It was a hard job to maintain a network. You had people watching all the services that ran on the network, twenty-four seven. Any downtime called for action and if the controllers couldn’t fix it by restarting the process, those of us who had the so called ‘call duty’ would get a phone call at 3 o’clock in the morning, telling us to go and check things out. In good weeks, that happened two or three times – not to mention the bad weeks. I relied heavily on coffee to make it through the day back then.
It sounds like it was all in the dark ages, but mind you, it was only fifteen years ago. We have come a long way since then. If you want to install a new machine nowadays, all you do is fire it up, connect to the Internet, press Enter a few times and everything is done for you. And today you have to look really hard to find a system that has a floppy drive to start with, of course 😉
The same goes for networks, servers and maintenance. Systems check themselves and their running processes now and can fix or reset them themselves if necessary. The modern demands on the Internet of course meant that things had to get better and we have mostly software developers to thank that they actually became better. Does that result in fewer nightly calls? No – the Internet became bigger in the meantime, so there are many more things nowadays that can go wrong. And the Internet became “badder” as well: DoS attacks used to be a very curious event back then, but nowadays DDoS attacks are a daily occurrence.
Huge software improvements mean that the days of waking up in the middle of the night three times a week to go and fix something, are gone. Sure, sometimes a DDoS wakes you up, but normally we only work at night for scheduled maintenance, which we can plan in advance. It still makes for long days every now and then but it is way better than waking up for an unplanned event.

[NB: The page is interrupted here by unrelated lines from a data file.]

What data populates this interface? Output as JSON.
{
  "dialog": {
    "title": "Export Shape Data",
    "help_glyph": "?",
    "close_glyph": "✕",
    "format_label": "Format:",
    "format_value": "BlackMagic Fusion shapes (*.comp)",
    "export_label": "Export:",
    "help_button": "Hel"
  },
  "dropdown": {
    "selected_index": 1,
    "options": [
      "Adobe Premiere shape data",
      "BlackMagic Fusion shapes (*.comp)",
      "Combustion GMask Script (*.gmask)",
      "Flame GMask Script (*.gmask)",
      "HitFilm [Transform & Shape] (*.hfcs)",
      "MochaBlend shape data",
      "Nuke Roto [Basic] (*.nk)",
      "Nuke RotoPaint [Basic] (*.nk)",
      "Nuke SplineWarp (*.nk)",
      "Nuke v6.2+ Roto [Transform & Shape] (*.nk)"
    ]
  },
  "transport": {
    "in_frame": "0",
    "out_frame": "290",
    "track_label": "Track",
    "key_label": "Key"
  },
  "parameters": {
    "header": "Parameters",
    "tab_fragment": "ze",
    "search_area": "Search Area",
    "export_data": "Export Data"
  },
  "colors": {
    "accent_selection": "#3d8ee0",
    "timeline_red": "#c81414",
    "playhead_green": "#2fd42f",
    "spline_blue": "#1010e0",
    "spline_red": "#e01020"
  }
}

To a network engineer, coffee is therefore still vital to make it through the working day. When will new software developments free us from the need to drink coffee all day?